Sir: I was very disappointed to read your article "Acupuncture - what's the point?" (20 October). The author, Professor Edzard Ernst, has simply given an opinion and has not supported his claims with proper scientific data.

After completion of my MD, I undertook post-graduate studies in acupuncture at the Central Institute of Advanced Medical Studies in Moscow in 1982. The Department of Acupuncture has carried out several major research projects in this subject since the 1950s when China and Russia collaborated in different fields.

One of the first studies that were carried out was to establish whether acupuncture was effective. The result was amazing - acupuncture was an effective method of treatment for many ailments and the degree of effectiveness depended on the skill, training and experience of the therapist.

The greatest problem traditional medicine faces is that disciplines like acupuncture or homoeopathy cannot be studied within the parameters used by science to evaluate the modus operandi of these treatments . The American Journal of Acupuncture reports studies carried out on the subject and notably the particular effectiveness of acupuncture for the treatment of migraine, osteoarthritis, neurological problems, strokes, anxiety attacks etc.

Professor Ernst has been entrusted with the mammoth task of bridging the gap between conventional and complementary medicine. He holds the chair to bring out the best in this form of medicine. I am afraid that subsequent articles, which you intend to publish in your series, will bear a similar tone and ridicule the various subjects. This is an insult to all of us in the medical professions who are trying to integrate the various systems.
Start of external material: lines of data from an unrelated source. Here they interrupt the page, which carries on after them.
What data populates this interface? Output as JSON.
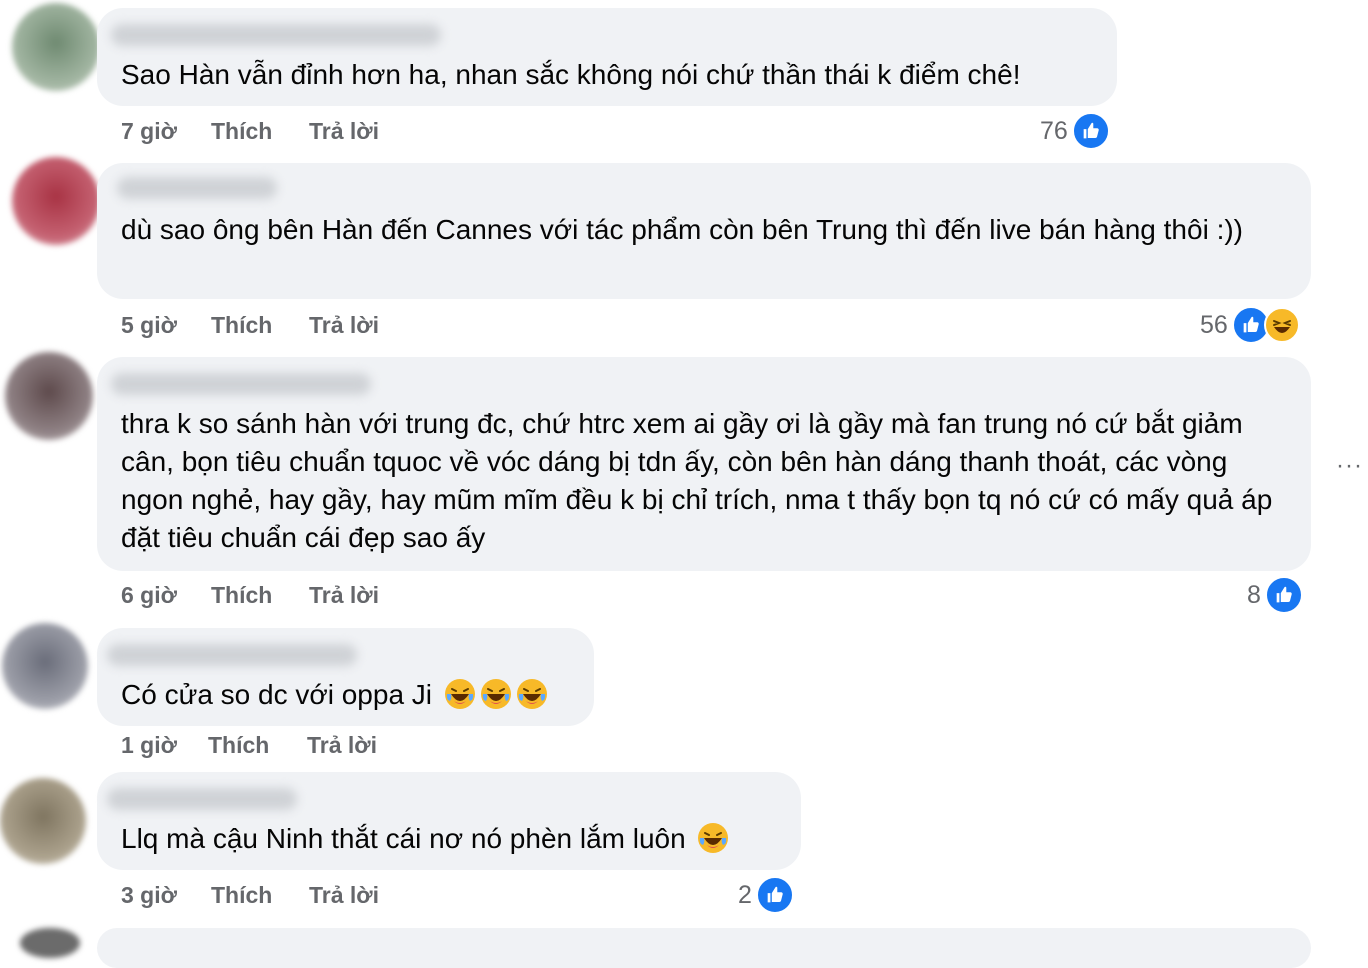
{
  "colors": {
    "bubble": "#f0f2f5",
    "meta_text": "#65676b",
    "like_blue": "#1877f2",
    "haha_yellow": "#f7b928"
  },
  "more_label": "···",
  "comments": [
    {
      "text": "Sao Hàn vẫn đỉnh hơn ha, nhan sắc không nói chứ thần thái k điểm chê!",
      "time": "7 giờ",
      "like_label": "Thích",
      "reply_label": "Trả lời",
      "reaction_count": "76",
      "reactions": [
        "like-icon"
      ]
    },
    {
      "text": "dù sao ông bên Hàn đến Cannes với tác phẩm còn bên Trung thì đến live bán hàng thôi :))",
      "time": "5 giờ",
      "like_label": "Thích",
      "reply_label": "Trả lời",
      "reaction_count": "56",
      "reactions": [
        "like-icon",
        "haha-icon"
      ]
    },
    {
      "text": "thra k so sánh hàn với trung đc, chứ htrc xem ai gầy ơi là gầy mà fan trung nó cứ bắt giảm cân, bọn tiêu chuẩn tquoc về vóc dáng bị tdn ấy, còn bên hàn dáng thanh thoát, các vòng ngon nghẻ, hay gầy, hay mũm mĩm đều k bị chỉ trích, nma t thấy bọn tq nó cứ có mấy quả áp đặt tiêu chuẩn cái đẹp sao ấy",
      "time": "6 giờ",
      "like_label": "Thích",
      "reply_label": "Trả lời",
      "reaction_count": "8",
      "reactions": [
        "like-icon"
      ]
    },
    {
      "text": "Có cửa so dc với oppa Ji",
      "emoji_count": 3,
      "emoji_name": "laughing-tears-emoji",
      "time": "1 giờ",
      "like_label": "Thích",
      "reply_label": "Trả lời"
    },
    {
      "text": "Llq mà cậu Ninh thắt cái nơ nó phèn lắm luôn",
      "emoji_count": 1,
      "emoji_name": "laughing-tears-emoji",
      "time": "3 giờ",
      "like_label": "Thích",
      "reply_label": "Trả lời",
      "reaction_count": "2",
      "reactions": [
        "like-icon"
      ]
    }
  ]
}
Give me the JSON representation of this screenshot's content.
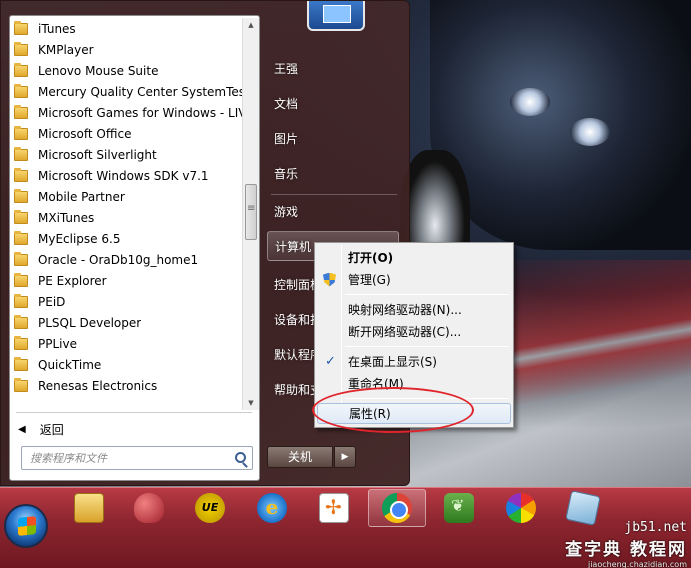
{
  "start_menu": {
    "programs": [
      "iTunes",
      "KMPlayer",
      "Lenovo Mouse Suite",
      "Mercury Quality Center SystemTest",
      "Microsoft Games for Windows - LIV",
      "Microsoft Office",
      "Microsoft Silverlight",
      "Microsoft Windows SDK v7.1",
      "Mobile Partner",
      "MXiTunes",
      "MyEclipse 6.5",
      "Oracle - OraDb10g_home1",
      "PE Explorer",
      "PEiD",
      "PLSQL Developer",
      "PPLive",
      "QuickTime",
      "Renesas Electronics"
    ],
    "back_label": "返回",
    "search_placeholder": "搜索程序和文件",
    "right_items": [
      "王强",
      "文档",
      "图片",
      "音乐",
      "游戏",
      "计算机",
      "控制面板",
      "设备和打印机",
      "默认程序",
      "帮助和支持"
    ],
    "shutdown_label": "关机",
    "shutdown_arrow": "▶"
  },
  "context_menu": {
    "items": [
      "打开(O)",
      "管理(G)",
      "映射网络驱动器(N)...",
      "断开网络驱动器(C)...",
      "在桌面上显示(S)",
      "重命名(M)",
      "属性(R)"
    ],
    "check_mark": "✓"
  },
  "taskbar": {
    "icons": [
      "explorer-icon",
      "database-icon",
      "ultraedit-icon",
      "internet-explorer-icon",
      "app-icon",
      "chrome-icon",
      "evernote-icon",
      "pinwheel-icon",
      "tablet-icon"
    ],
    "ue_text": "UE",
    "ie_text": "e"
  },
  "watermark": {
    "site": "jb51.net",
    "text": "查字典 教程网",
    "url": "jiaocheng.chazidian.com"
  },
  "colors": {
    "highlight_ellipse": "#e0242b",
    "taskbar": "#8e2630"
  }
}
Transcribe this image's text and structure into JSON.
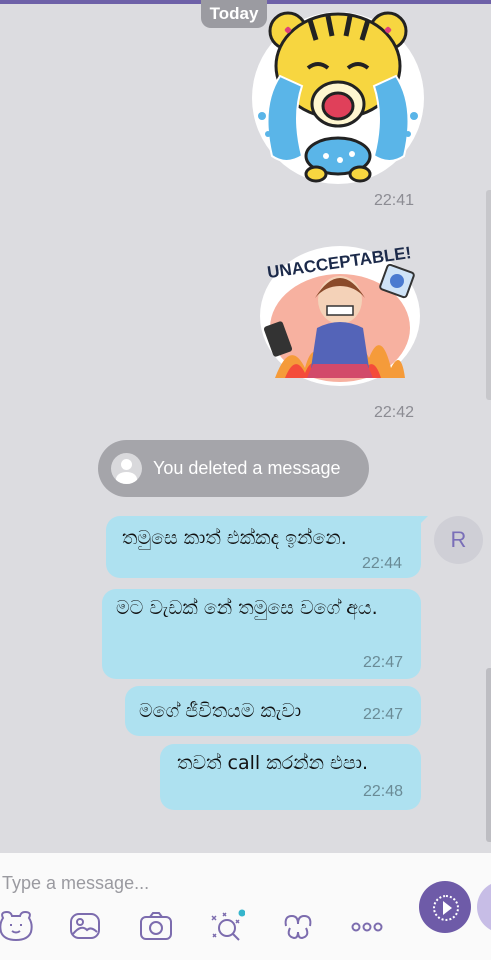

Fortunately, there are several thousands of us in this field.


Integrated Medical Centre

London W1